══ MATERIAL FOR THE TASK ══

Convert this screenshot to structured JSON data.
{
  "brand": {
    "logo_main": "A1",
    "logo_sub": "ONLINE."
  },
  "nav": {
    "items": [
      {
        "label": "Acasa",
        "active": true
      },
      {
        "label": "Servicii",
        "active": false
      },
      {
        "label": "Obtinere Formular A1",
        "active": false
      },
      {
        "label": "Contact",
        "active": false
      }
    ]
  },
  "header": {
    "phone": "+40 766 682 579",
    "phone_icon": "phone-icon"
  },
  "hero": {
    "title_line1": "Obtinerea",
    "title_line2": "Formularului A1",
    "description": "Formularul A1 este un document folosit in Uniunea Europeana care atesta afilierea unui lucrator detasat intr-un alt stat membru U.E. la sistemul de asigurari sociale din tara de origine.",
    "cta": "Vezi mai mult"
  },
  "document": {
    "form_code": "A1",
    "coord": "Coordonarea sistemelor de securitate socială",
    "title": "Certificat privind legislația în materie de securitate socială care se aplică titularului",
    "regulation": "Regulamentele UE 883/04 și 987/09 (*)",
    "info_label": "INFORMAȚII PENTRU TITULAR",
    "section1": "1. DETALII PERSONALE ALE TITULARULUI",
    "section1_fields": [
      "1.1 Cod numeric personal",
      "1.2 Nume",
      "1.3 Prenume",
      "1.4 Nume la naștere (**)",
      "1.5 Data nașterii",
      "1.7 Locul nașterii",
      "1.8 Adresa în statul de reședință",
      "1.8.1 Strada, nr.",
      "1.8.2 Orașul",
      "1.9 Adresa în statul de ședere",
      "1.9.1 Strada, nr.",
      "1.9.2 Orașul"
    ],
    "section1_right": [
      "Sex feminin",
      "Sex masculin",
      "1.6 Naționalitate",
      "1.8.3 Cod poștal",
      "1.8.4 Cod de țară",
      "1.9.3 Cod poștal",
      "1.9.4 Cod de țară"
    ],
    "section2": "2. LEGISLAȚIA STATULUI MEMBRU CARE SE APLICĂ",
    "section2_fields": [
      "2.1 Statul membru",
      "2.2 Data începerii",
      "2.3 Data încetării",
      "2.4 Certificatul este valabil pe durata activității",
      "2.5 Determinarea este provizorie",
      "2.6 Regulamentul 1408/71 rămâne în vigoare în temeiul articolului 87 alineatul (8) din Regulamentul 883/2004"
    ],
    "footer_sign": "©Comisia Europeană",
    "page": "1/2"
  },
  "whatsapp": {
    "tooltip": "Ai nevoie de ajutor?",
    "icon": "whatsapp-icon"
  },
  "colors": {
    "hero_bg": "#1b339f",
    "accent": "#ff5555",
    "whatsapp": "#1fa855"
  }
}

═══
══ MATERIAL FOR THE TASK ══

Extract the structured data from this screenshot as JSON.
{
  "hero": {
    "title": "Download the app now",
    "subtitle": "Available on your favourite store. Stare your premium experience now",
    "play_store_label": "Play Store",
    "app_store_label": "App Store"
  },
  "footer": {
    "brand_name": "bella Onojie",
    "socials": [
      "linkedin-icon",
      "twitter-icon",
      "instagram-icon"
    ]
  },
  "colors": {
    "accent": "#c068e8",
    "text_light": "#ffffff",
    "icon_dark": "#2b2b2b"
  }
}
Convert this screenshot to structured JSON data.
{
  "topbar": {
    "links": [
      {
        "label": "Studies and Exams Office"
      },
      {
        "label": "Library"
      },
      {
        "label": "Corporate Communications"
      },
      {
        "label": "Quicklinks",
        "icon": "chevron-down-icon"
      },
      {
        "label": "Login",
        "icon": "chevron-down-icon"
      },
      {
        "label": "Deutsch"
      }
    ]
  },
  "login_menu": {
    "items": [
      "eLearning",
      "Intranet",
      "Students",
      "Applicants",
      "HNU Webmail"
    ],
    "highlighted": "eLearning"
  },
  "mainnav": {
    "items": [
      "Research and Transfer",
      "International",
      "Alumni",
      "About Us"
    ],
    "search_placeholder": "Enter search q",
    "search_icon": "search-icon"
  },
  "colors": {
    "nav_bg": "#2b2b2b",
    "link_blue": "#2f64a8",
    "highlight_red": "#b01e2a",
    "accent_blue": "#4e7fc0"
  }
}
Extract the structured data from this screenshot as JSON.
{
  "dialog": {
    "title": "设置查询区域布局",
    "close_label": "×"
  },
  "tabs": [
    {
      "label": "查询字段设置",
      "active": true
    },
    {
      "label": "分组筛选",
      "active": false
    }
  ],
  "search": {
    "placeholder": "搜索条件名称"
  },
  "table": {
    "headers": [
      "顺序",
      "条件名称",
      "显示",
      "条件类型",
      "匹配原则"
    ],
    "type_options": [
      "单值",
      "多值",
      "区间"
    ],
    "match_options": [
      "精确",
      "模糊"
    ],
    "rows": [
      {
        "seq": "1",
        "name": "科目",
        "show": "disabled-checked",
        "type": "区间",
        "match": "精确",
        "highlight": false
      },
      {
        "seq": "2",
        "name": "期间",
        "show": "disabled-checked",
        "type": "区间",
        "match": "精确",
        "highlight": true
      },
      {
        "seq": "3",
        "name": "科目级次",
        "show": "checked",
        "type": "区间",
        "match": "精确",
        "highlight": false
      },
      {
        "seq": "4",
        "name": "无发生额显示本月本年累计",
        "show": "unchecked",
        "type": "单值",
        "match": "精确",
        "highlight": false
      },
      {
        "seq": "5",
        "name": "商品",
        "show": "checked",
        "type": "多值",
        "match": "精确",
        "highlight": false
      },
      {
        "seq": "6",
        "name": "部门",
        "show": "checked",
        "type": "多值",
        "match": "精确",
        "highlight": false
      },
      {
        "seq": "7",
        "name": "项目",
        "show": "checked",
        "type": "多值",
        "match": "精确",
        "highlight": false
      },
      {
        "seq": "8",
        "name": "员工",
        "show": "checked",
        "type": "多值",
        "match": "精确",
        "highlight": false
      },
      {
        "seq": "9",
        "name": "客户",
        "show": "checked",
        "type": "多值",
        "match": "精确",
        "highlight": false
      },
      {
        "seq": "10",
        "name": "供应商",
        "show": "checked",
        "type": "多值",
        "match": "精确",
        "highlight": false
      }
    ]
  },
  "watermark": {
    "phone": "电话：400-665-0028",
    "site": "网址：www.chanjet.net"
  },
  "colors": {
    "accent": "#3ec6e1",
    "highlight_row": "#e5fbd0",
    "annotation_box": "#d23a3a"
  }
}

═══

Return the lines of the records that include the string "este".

    "description": "Formularul A1 este un document folosit in Uniunea Europeana care atesta afilierea unui lucrator detasat intr-un alt stat membru U.E. la sistemul de asigurari sociale din tara de origine.",
      "2.4 Certificatul este valabil pe durata activității",
      "2.5 Determinarea este provizorie",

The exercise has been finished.